## Data for processing
┏━━
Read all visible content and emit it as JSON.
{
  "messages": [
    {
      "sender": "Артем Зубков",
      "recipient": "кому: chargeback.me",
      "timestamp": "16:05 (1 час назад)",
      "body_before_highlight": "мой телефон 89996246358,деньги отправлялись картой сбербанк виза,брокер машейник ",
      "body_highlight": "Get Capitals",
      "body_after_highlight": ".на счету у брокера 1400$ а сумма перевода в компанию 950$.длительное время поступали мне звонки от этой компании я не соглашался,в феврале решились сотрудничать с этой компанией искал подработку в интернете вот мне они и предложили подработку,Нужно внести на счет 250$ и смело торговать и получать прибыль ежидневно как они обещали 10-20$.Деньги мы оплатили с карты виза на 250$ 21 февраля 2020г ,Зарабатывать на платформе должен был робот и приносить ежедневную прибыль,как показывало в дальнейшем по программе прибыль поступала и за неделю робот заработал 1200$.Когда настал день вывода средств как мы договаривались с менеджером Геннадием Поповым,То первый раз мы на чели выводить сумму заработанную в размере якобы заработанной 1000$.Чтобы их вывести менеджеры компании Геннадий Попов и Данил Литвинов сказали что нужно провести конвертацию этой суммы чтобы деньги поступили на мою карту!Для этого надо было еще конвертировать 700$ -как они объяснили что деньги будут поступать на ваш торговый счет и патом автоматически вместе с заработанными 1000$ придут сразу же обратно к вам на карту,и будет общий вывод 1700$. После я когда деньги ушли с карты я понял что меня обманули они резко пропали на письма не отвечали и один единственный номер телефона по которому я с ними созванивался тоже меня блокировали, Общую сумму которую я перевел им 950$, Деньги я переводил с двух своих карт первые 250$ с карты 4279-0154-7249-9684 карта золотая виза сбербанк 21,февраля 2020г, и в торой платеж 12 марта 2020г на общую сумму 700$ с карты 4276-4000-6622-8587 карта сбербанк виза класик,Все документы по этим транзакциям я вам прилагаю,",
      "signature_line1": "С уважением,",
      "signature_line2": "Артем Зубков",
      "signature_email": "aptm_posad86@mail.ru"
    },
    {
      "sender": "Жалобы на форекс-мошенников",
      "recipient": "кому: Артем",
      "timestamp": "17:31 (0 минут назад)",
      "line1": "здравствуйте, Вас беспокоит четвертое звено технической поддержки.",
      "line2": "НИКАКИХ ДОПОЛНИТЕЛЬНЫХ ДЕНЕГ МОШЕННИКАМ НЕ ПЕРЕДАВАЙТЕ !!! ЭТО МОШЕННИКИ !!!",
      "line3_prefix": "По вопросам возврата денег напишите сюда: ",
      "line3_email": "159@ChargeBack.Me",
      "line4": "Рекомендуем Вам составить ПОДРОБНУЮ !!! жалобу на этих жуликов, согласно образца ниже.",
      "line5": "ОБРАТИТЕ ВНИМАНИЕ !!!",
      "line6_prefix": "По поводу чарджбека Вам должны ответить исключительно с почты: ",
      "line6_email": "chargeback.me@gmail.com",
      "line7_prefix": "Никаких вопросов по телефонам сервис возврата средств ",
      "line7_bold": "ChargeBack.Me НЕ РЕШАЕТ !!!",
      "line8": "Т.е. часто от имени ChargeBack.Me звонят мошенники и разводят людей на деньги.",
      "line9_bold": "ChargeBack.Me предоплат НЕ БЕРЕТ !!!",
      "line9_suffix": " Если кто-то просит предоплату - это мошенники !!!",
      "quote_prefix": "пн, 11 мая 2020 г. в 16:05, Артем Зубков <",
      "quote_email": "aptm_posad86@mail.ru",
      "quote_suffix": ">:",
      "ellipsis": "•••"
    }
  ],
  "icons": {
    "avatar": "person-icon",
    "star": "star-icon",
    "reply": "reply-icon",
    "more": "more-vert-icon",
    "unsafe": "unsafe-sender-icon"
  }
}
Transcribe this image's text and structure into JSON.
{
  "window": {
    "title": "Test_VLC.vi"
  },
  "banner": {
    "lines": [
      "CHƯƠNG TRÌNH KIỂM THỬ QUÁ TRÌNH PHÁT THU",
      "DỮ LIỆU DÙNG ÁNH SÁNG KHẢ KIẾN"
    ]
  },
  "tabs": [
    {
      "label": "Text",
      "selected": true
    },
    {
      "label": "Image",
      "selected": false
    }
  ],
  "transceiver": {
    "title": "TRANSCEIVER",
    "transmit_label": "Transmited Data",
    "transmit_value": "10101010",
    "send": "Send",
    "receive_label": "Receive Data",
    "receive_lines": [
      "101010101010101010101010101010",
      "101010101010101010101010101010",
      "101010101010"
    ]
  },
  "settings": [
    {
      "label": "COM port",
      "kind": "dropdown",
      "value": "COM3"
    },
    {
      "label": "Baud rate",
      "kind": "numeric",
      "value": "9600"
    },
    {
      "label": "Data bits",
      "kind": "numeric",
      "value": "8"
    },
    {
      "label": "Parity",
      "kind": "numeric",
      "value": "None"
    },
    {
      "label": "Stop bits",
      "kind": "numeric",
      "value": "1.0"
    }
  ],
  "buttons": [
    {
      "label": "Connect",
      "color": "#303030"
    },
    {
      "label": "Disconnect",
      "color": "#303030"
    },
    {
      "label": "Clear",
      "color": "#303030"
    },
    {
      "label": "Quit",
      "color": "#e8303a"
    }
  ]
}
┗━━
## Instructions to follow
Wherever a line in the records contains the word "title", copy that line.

## The completed task
    "title": "Test_VLC.vi"
    "title": "TRANSCEIVER",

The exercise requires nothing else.